From Juvenile Law (CASA) conference in Boston:
Statistic 1. Every time a child changes schools, he/she regresses approximately 6 months.
Statistic 2. There is a disproportionate number of children of color in the foster care and delinquency system.
Statistic 3. Children of color are generally detained longer after being taken into state custody, due to unsuitable or unavailable homes.
Statistic 3. Most states lack sufficient resources to adequately respond to the problems above.
Now then, some conclusions –
As much as I would like to say ‘let’s focus on “underprivileged” instead of “children of color,” and I generally try not to distinguish between colors, as I cannot find the dividing line, someone did in order to come up with these statistics.
If this is in fact the case, wouldn’t it make just as much sense to help the “majority of the underprivileged” as it does to help the “majority?” In other words, given the fact that we pass laws to give breaks to the wealthy (largely white male) with the idea that it will trickle down, shouldn’t we justify laws to give breaks to the underprivileged (largely black) by similar logic – to assist the majority because that will promote the betterment of society?
I guess the question rises as follows: “majority of what?” Do we justify assistance only when it helps a certain people? If we truly believe that state help should go to the majority because that will promote the welfare (bad word?) of the minority, then we should apply that logic to the majority of the privileged and underprivileged alike.
Strange, aberrant, thinking isn’t it? But here’s the thing:
WHAT WE ARE DOING ISN’T WORKING.

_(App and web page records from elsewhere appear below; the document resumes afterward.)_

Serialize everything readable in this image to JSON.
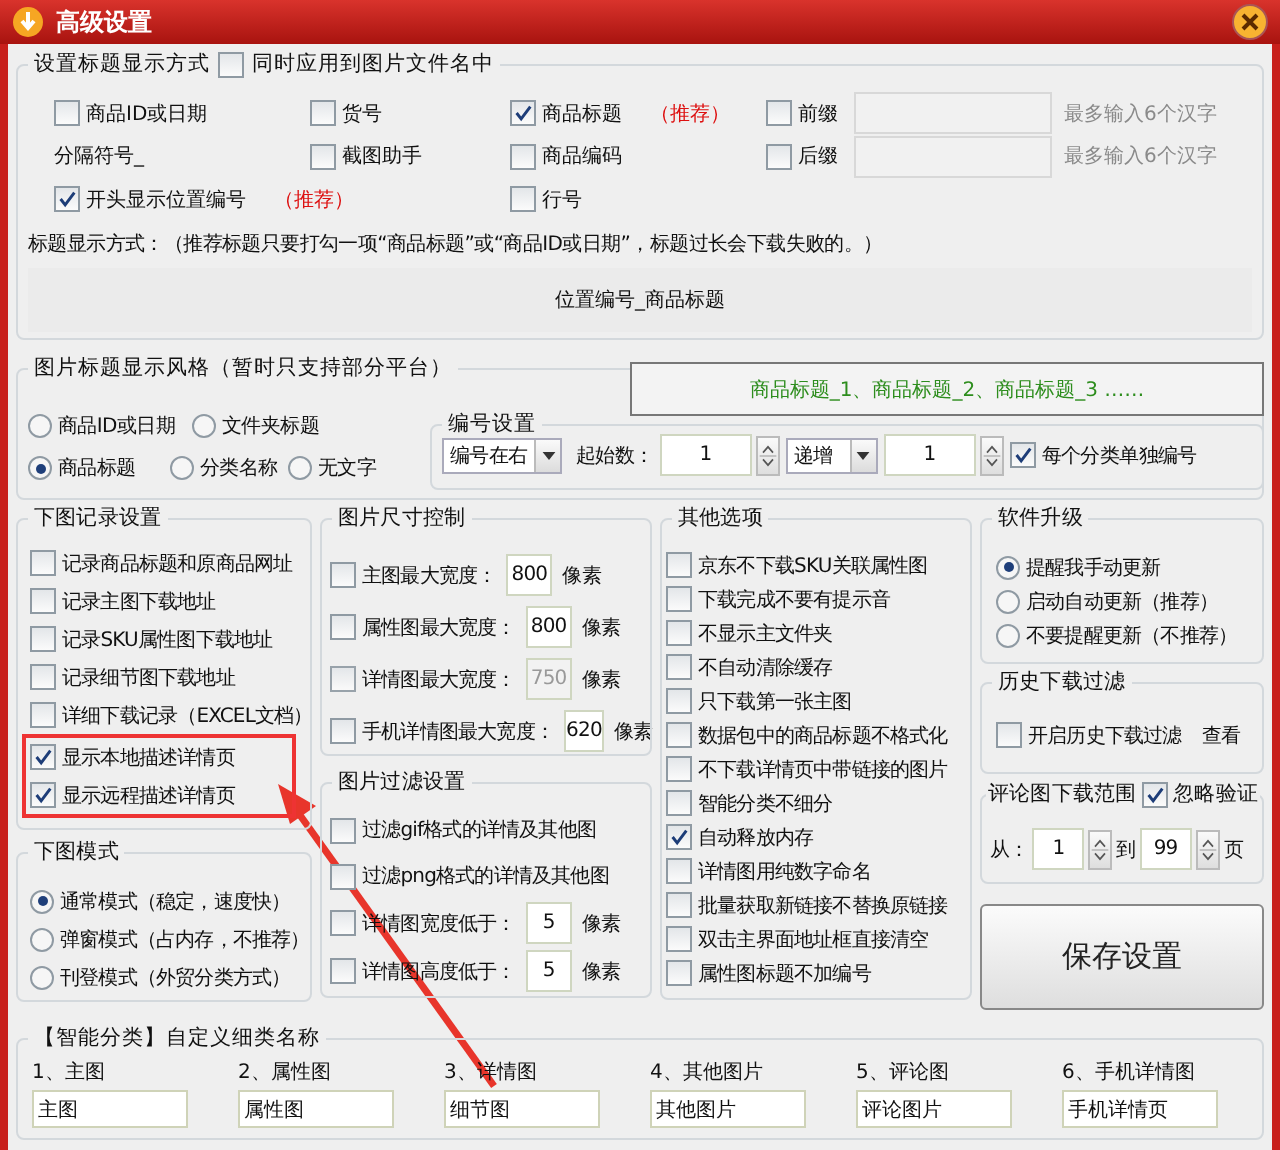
{
  "window": {
    "title": "高级设置"
  },
  "title_format": {
    "title": "设置标题显示方式",
    "apply_to_filename": {
      "label": "同时应用到图片文件名中",
      "checked": false
    },
    "rows": [
      [
        {
          "kind": "checkbox",
          "label": "商品ID或日期",
          "checked": false
        },
        {
          "kind": "checkbox",
          "label": "货号",
          "checked": false
        },
        {
          "kind": "checkbox",
          "label": "商品标题",
          "checked": true,
          "tag": "（推荐）"
        },
        {
          "kind": "affix",
          "label": "前缀",
          "checked": false,
          "hint": "最多输入6个汉字"
        }
      ],
      [
        {
          "kind": "text",
          "label": "分隔符号_"
        },
        {
          "kind": "checkbox",
          "label": "截图助手",
          "checked": false
        },
        {
          "kind": "checkbox",
          "label": "商品编码",
          "checked": false
        },
        {
          "kind": "affix",
          "label": "后缀",
          "checked": false,
          "hint": "最多输入6个汉字"
        }
      ],
      [
        {
          "kind": "checkbox",
          "label": "开头显示位置编号",
          "checked": true,
          "tag": "（推荐）"
        },
        null,
        {
          "kind": "checkbox",
          "label": "行号",
          "checked": false
        },
        null
      ]
    ],
    "description": "标题显示方式：（推荐标题只要打勾一项“商品标题”或“商品ID或日期”，标题过长会下载失败的。）",
    "preview": "位置编号_商品标题"
  },
  "caption_style": {
    "title": "图片标题显示风格（暂时只支持部分平台）",
    "rows": [
      [
        {
          "label": "商品ID或日期",
          "selected": false
        },
        {
          "label": "文件夹标题",
          "selected": false
        }
      ],
      [
        {
          "label": "商品标题",
          "selected": true
        },
        {
          "label": "分类名称",
          "selected": false
        },
        {
          "label": "无文字",
          "selected": false
        }
      ]
    ],
    "numbering": {
      "title": "编号设置",
      "preview": "商品标题_1、商品标题_2、商品标题_3 ……",
      "position": "编号在右",
      "start_label": "起始数：",
      "start": "1",
      "direction": "递增",
      "step": "1",
      "per_category": {
        "label": "每个分类单独编号",
        "checked": true
      }
    }
  },
  "download_log": {
    "title": "下图记录设置",
    "items": [
      {
        "label": "记录商品标题和原商品网址",
        "checked": false,
        "highlighted": false
      },
      {
        "label": "记录主图下载地址",
        "checked": false,
        "highlighted": false
      },
      {
        "label": "记录SKU属性图下载地址",
        "checked": false,
        "highlighted": false
      },
      {
        "label": "记录细节图下载地址",
        "checked": false,
        "highlighted": false
      },
      {
        "label": "详细下载记录（EXCEL文档）",
        "checked": false,
        "highlighted": false
      },
      {
        "label": "显示本地描述详情页",
        "checked": true,
        "highlighted": true
      },
      {
        "label": "显示远程描述详情页",
        "checked": true,
        "highlighted": true
      }
    ]
  },
  "download_mode": {
    "title": "下图模式",
    "options": [
      {
        "label": "通常模式（稳定，速度快）",
        "selected": true
      },
      {
        "label": "弹窗模式（占内存，不推荐）",
        "selected": false
      },
      {
        "label": "刊登模式（外贸分类方式）",
        "selected": false
      }
    ]
  },
  "size_control": {
    "title": "图片尺寸控制",
    "items": [
      {
        "label": "主图最大宽度：",
        "checked": false,
        "value": "800",
        "unit": "像素",
        "disabled": false
      },
      {
        "label": "属性图最大宽度：",
        "checked": false,
        "value": "800",
        "unit": "像素",
        "disabled": false
      },
      {
        "label": "详情图最大宽度：",
        "checked": false,
        "value": "750",
        "unit": "像素",
        "disabled": true
      },
      {
        "label": "手机详情图最大宽度：",
        "checked": false,
        "value": "620",
        "unit": "像素",
        "disabled": false
      }
    ]
  },
  "filters": {
    "title": "图片过滤设置",
    "items": [
      {
        "kind": "checkbox",
        "label": "过滤gif格式的详情及其他图",
        "checked": false
      },
      {
        "kind": "checkbox",
        "label": "过滤png格式的详情及其他图",
        "checked": false
      },
      {
        "kind": "threshold",
        "label": "详情图宽度低于：",
        "checked": false,
        "value": "5",
        "unit": "像素"
      },
      {
        "kind": "threshold",
        "label": "详情图高度低于：",
        "checked": false,
        "value": "5",
        "unit": "像素"
      }
    ]
  },
  "other_options": {
    "title": "其他选项",
    "items": [
      {
        "label": "京东不下载SKU关联属性图",
        "checked": false
      },
      {
        "label": "下载完成不要有提示音",
        "checked": false
      },
      {
        "label": "不显示主文件夹",
        "checked": false
      },
      {
        "label": "不自动清除缓存",
        "checked": false
      },
      {
        "label": "只下载第一张主图",
        "checked": false
      },
      {
        "label": "数据包中的商品标题不格式化",
        "checked": false
      },
      {
        "label": "不下载详情页中带链接的图片",
        "checked": false
      },
      {
        "label": "智能分类不细分",
        "checked": false
      },
      {
        "label": "自动释放内存",
        "checked": true
      },
      {
        "label": "详情图用纯数字命名",
        "checked": false
      },
      {
        "label": "批量获取新链接不替换原链接",
        "checked": false
      },
      {
        "label": "双击主界面地址框直接清空",
        "checked": false
      },
      {
        "label": "属性图标题不加编号",
        "checked": false
      }
    ]
  },
  "upgrade": {
    "title": "软件升级",
    "options": [
      {
        "label": "提醒我手动更新",
        "selected": true
      },
      {
        "label": "启动自动更新（推荐）",
        "selected": false
      },
      {
        "label": "不要提醒更新（不推荐）",
        "selected": false
      }
    ]
  },
  "history_filter": {
    "title": "历史下载过滤",
    "enable": {
      "label": "开启历史下载过滤",
      "checked": false
    },
    "view_link": "查看"
  },
  "review_range": {
    "title": "评论图下载范围",
    "ignore": {
      "label": "忽略验证",
      "checked": true
    },
    "from_label": "从：",
    "from": "1",
    "to_label": "到",
    "to": "99",
    "unit": "页"
  },
  "save_button": "保存设置",
  "smart_categories": {
    "title": "【智能分类】自定义细类名称",
    "fields": [
      {
        "label": "1、主图",
        "value": "主图"
      },
      {
        "label": "2、属性图",
        "value": "属性图"
      },
      {
        "label": "3、详情图",
        "value": "细节图"
      },
      {
        "label": "4、其他图片",
        "value": "其他图片"
      },
      {
        "label": "5、评论图",
        "value": "评论图片"
      },
      {
        "label": "6、手机详情图",
        "value": "手机详情页"
      }
    ]
  }
}
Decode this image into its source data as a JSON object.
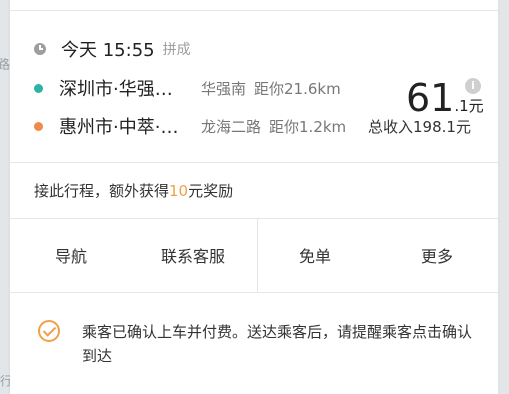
{
  "map": {
    "left_glyph": "路",
    "bottom_glyph": "行"
  },
  "order": {
    "time": "今天 15:55",
    "type_tag": "拼成",
    "pickup": {
      "main": "深圳市·华强…",
      "sub": "华强南",
      "distance": "距你21.6km"
    },
    "dropoff": {
      "main": "惠州市·中萃·…",
      "sub": "龙海二路",
      "distance": "距你1.2km"
    },
    "price_integer": "61",
    "price_decimal": ".1元",
    "total_income": "总收入198.1元",
    "info_icon": "i"
  },
  "reward": {
    "prefix": "接此行程，额外获得",
    "amount": "10",
    "suffix": "元奖励"
  },
  "actions": [
    {
      "label": "导航"
    },
    {
      "label": "联系客服"
    },
    {
      "label": "免单"
    },
    {
      "label": "更多"
    }
  ],
  "notice": {
    "text": "乘客已确认上车并付费。送达乘客后，请提醒乘客点击确认到达"
  },
  "colors": {
    "pickup_dot": "#2bb3a3",
    "dropoff_dot": "#f08a4b",
    "accent": "#f0a04b",
    "clock": "#9e9e9e"
  }
}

That’s right. I raised my voice for a moment. And I’m not apologizing. I’m frustrated. Why, you ask? Thanks for asking. I truly appreciate your concern.

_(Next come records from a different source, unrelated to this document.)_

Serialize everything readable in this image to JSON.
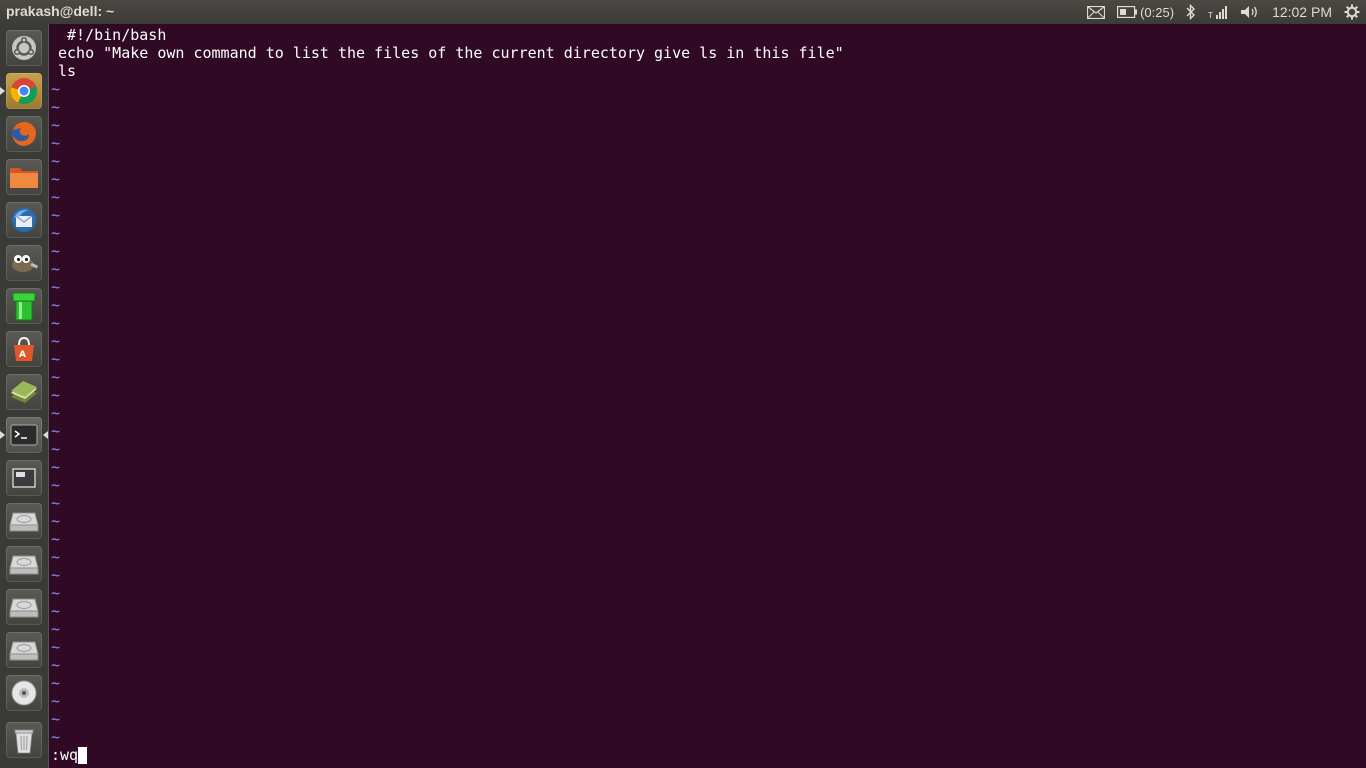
{
  "topbar": {
    "title": "prakash@dell: ~",
    "battery_label": "(0:25)",
    "clock": "12:02 PM"
  },
  "launcher": {
    "items": [
      {
        "name": "dash-home",
        "icon": "ubuntu-logo-icon"
      },
      {
        "name": "chrome",
        "icon": "chrome-icon"
      },
      {
        "name": "firefox",
        "icon": "firefox-icon"
      },
      {
        "name": "files",
        "icon": "folder-icon"
      },
      {
        "name": "thunderbird",
        "icon": "thunderbird-icon"
      },
      {
        "name": "gimp",
        "icon": "gimp-icon"
      },
      {
        "name": "green-pipe-app",
        "icon": "pipe-icon"
      },
      {
        "name": "software-center",
        "icon": "shopping-bag-icon"
      },
      {
        "name": "editor-book",
        "icon": "book-icon"
      },
      {
        "name": "terminal",
        "icon": "terminal-icon"
      },
      {
        "name": "workspace-switcher",
        "icon": "workspace-icon"
      },
      {
        "name": "drive-1",
        "icon": "hard-drive-icon"
      },
      {
        "name": "drive-2",
        "icon": "hard-drive-icon"
      },
      {
        "name": "drive-3",
        "icon": "hard-drive-icon"
      },
      {
        "name": "drive-4",
        "icon": "hard-drive-icon"
      },
      {
        "name": "optical-drive",
        "icon": "disc-icon"
      },
      {
        "name": "trash",
        "icon": "trash-icon"
      }
    ]
  },
  "editor": {
    "lines": [
      " #!/bin/bash",
      "echo \"Make own command to list the files of the current directory give ls in this file\"",
      "ls"
    ],
    "empty_marker": "~",
    "command_line": ":wq"
  },
  "colors": {
    "terminal_bg": "#300a24",
    "tilde": "#8a8aff",
    "panel": "#3c3b37"
  }
}
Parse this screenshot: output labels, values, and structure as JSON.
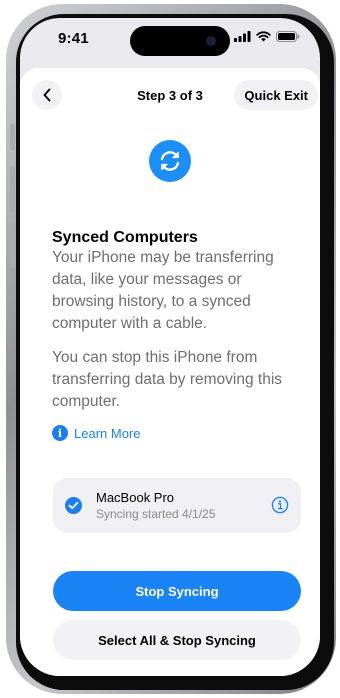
{
  "status_bar": {
    "time": "9:41",
    "icons": [
      "cellular-signal-icon",
      "wifi-icon",
      "battery-icon"
    ]
  },
  "nav": {
    "back_icon": "chevron-left-icon",
    "step_label": "Step 3 of 3",
    "quick_exit_label": "Quick Exit"
  },
  "hero_icon": "sync-arrows-icon",
  "content": {
    "title": "Synced Computers",
    "paragraph_1": "Your iPhone may be transferring data, like your messages or browsing history, to a synced computer with a cable.",
    "paragraph_2": "You can stop this iPhone from transferring data by removing this computer.",
    "learn_more_label": "Learn More"
  },
  "device": {
    "name": "MacBook Pro",
    "status": "Syncing started 4/1/25",
    "selected": true
  },
  "actions": {
    "primary_label": "Stop Syncing",
    "secondary_label": "Select All & Stop Syncing"
  },
  "colors": {
    "accent": "#1a84f6",
    "screen_background": "#e9e9ee",
    "sheet_background": "#ffffff",
    "secondary_text": "#6e6e73"
  }
}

I have spent most of my career as an attorney “helping others.” Often for little or no compensation, and I didn’t complain, until I had children to support. Due to my emotional and financial responsibilities, I took a decently paid government job. But that job is not my passion. The subject above is. It has been for 20 or more years. And I can’t seem to find my way back to it because I cannot support my family with it.
Meanwhile, more and more children live in fear every day.
In Nigeria, more Christian school children have been abducted again by Muslim terrorists, so the adbucted fear what is likely and those not adbucted fear abduction.
In America, children fear abuse at home or bullets at school.
In many countries, children fear the pain of starvation, or the loss of their parents due to wars between the governments of people who don’t even know the subject of their leaders’ disputes.
And I am reading contracts and litigating whether a man can marry his laptop computer.
Time is wasting for these children. Some people (me) give a crap but can’t get to the life preserver to throw it, and some people stand at the edge of the water and say, “I really want to see them invest in their own rescue.” I don’t subscribe to this ideology.
I want to help. It haunts me.
Put me in, coach. I have skills to offer. I’m trained for this.